■ WORK ORDER
Copy out the complete listing, word for word.

+---+

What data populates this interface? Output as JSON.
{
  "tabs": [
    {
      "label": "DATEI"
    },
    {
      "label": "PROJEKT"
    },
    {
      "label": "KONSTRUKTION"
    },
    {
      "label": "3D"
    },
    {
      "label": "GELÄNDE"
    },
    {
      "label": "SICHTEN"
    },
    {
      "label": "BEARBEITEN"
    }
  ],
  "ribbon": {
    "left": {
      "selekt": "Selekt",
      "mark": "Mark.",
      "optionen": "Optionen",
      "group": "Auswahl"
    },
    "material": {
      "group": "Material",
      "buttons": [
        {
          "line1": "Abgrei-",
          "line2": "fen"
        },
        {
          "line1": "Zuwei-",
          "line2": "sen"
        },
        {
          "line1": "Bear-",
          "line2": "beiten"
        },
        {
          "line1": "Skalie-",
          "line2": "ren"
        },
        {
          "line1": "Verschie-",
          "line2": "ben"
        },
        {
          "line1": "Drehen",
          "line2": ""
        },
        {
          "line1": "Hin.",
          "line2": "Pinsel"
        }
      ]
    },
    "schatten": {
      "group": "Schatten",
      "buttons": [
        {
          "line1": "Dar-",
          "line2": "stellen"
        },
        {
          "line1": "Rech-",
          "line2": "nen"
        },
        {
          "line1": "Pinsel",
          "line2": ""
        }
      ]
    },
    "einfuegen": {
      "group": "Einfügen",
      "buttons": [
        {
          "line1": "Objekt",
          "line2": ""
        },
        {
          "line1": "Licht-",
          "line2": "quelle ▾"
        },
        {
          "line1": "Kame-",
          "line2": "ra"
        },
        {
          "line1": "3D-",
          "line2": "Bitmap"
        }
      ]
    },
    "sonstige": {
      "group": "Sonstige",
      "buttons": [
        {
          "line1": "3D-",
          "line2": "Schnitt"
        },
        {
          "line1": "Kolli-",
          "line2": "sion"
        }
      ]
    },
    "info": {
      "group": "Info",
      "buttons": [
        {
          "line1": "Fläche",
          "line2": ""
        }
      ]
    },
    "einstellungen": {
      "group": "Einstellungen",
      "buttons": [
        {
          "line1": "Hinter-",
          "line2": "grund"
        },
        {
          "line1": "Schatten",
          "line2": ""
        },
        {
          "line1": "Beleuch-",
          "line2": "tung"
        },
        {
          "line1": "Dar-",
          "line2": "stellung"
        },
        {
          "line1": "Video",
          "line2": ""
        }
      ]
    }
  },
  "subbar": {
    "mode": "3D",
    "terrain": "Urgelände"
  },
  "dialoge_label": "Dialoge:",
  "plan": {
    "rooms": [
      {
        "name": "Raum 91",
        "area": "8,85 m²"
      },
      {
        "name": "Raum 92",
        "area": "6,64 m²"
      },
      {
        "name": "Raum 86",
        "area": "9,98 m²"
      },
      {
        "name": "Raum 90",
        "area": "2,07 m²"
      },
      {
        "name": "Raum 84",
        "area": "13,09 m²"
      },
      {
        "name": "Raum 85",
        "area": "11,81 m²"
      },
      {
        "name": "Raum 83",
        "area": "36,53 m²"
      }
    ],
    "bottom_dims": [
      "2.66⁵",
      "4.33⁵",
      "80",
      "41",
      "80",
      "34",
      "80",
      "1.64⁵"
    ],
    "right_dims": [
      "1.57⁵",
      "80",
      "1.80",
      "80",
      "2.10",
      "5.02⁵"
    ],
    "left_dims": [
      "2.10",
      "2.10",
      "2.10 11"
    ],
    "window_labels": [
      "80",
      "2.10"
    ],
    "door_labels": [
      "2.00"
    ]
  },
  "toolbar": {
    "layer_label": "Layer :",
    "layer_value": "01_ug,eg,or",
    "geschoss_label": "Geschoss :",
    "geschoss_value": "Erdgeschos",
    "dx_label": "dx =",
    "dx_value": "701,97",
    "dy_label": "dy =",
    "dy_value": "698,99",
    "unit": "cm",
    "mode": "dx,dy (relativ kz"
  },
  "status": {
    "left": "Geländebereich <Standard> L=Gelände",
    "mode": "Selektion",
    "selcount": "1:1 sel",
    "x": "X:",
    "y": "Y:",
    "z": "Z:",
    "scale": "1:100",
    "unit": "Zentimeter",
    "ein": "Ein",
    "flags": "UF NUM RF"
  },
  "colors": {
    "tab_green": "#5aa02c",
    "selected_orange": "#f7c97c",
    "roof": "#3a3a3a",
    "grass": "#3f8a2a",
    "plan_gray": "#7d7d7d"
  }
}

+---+

■ ANSWER TO THIS EXERCISE
What data populates this interface? Output as JSON.
{
  "tabs": [
    {
      "label": "DATEI"
    },
    {
      "label": "PROJEKT"
    },
    {
      "label": "KONSTRUKTION"
    },
    {
      "label": "3D"
    },
    {
      "label": "GELÄNDE"
    },
    {
      "label": "SICHTEN"
    },
    {
      "label": "BEARBEITEN"
    }
  ],
  "ribbon": {
    "left": {
      "selekt": "Selekt",
      "mark": "Mark.",
      "optionen": "Optionen",
      "group": "Auswahl"
    },
    "material": {
      "group": "Material",
      "buttons": [
        {
          "line1": "Abgrei-",
          "line2": "fen"
        },
        {
          "line1": "Zuwei-",
          "line2": "sen"
        },
        {
          "line1": "Bear-",
          "line2": "beiten"
        },
        {
          "line1": "Skalie-",
          "line2": "ren"
        },
        {
          "line1": "Verschie-",
          "line2": "ben"
        },
        {
          "line1": "Drehen",
          "line2": ""
        },
        {
          "line1": "Hin.",
          "line2": "Pinsel"
        }
      ]
    },
    "schatten": {
      "group": "Schatten",
      "buttons": [
        {
          "line1": "Dar-",
          "line2": "stellen"
        },
        {
          "line1": "Rech-",
          "line2": "nen"
        },
        {
          "line1": "Pinsel",
          "line2": ""
        }
      ]
    },
    "einfuegen": {
      "group": "Einfügen",
      "buttons": [
        {
          "line1": "Objekt",
          "line2": ""
        },
        {
          "line1": "Licht-",
          "line2": "quelle ▾"
        },
        {
          "line1": "Kame-",
          "line2": "ra"
        },
        {
          "line1": "3D-",
          "line2": "Bitmap"
        }
      ]
    },
    "sonstige": {
      "group": "Sonstige",
      "buttons": [
        {
          "line1": "3D-",
          "line2": "Schnitt"
        },
        {
          "line1": "Kolli-",
          "line2": "sion"
        }
      ]
    },
    "info": {
      "group": "Info",
      "buttons": [
        {
          "line1": "Fläche",
          "line2": ""
        }
      ]
    },
    "einstellungen": {
      "group": "Einstellungen",
      "buttons": [
        {
          "line1": "Hinter-",
          "line2": "grund"
        },
        {
          "line1": "Schatten",
          "line2": ""
        },
        {
          "line1": "Beleuch-",
          "line2": "tung"
        },
        {
          "line1": "Dar-",
          "line2": "stellung"
        },
        {
          "line1": "Video",
          "line2": ""
        }
      ]
    }
  },
  "subbar": {
    "mode": "3D",
    "terrain": "Urgelände"
  },
  "dialoge_label": "Dialoge:",
  "plan": {
    "rooms": [
      {
        "name": "Raum 91",
        "area": "8,85 m²"
      },
      {
        "name": "Raum 92",
        "area": "6,64 m²"
      },
      {
        "name": "Raum 86",
        "area": "9,98 m²"
      },
      {
        "name": "Raum 90",
        "area": "2,07 m²"
      },
      {
        "name": "Raum 84",
        "area": "13,09 m²"
      },
      {
        "name": "Raum 85",
        "area": "11,81 m²"
      },
      {
        "name": "Raum 83",
        "area": "36,53 m²"
      }
    ],
    "bottom_dims": [
      "2.66⁵",
      "4.33⁵",
      "80",
      "41",
      "80",
      "34",
      "80",
      "1.64⁵"
    ],
    "right_dims": [
      "1.57⁵",
      "80",
      "1.80",
      "80",
      "2.10",
      "5.02⁵"
    ],
    "left_dims": [
      "2.10",
      "2.10",
      "2.10 11"
    ],
    "window_labels": [
      "80",
      "2.10"
    ],
    "door_labels": [
      "2.00"
    ]
  },
  "toolbar": {
    "layer_label": "Layer :",
    "layer_value": "01_ug,eg,or",
    "geschoss_label": "Geschoss :",
    "geschoss_value": "Erdgeschos",
    "dx_label": "dx =",
    "dx_value": "701,97",
    "dy_label": "dy =",
    "dy_value": "698,99",
    "unit": "cm",
    "mode": "dx,dy (relativ kz"
  },
  "status": {
    "left": "Geländebereich <Standard> L=Gelände",
    "mode": "Selektion",
    "selcount": "1:1 sel",
    "x": "X:",
    "y": "Y:",
    "z": "Z:",
    "scale": "1:100",
    "unit": "Zentimeter",
    "ein": "Ein",
    "flags": "UF NUM RF"
  },
  "colors": {
    "tab_green": "#5aa02c",
    "selected_orange": "#f7c97c",
    "roof": "#3a3a3a",
    "grass": "#3f8a2a",
    "plan_gray": "#7d7d7d"
  }
}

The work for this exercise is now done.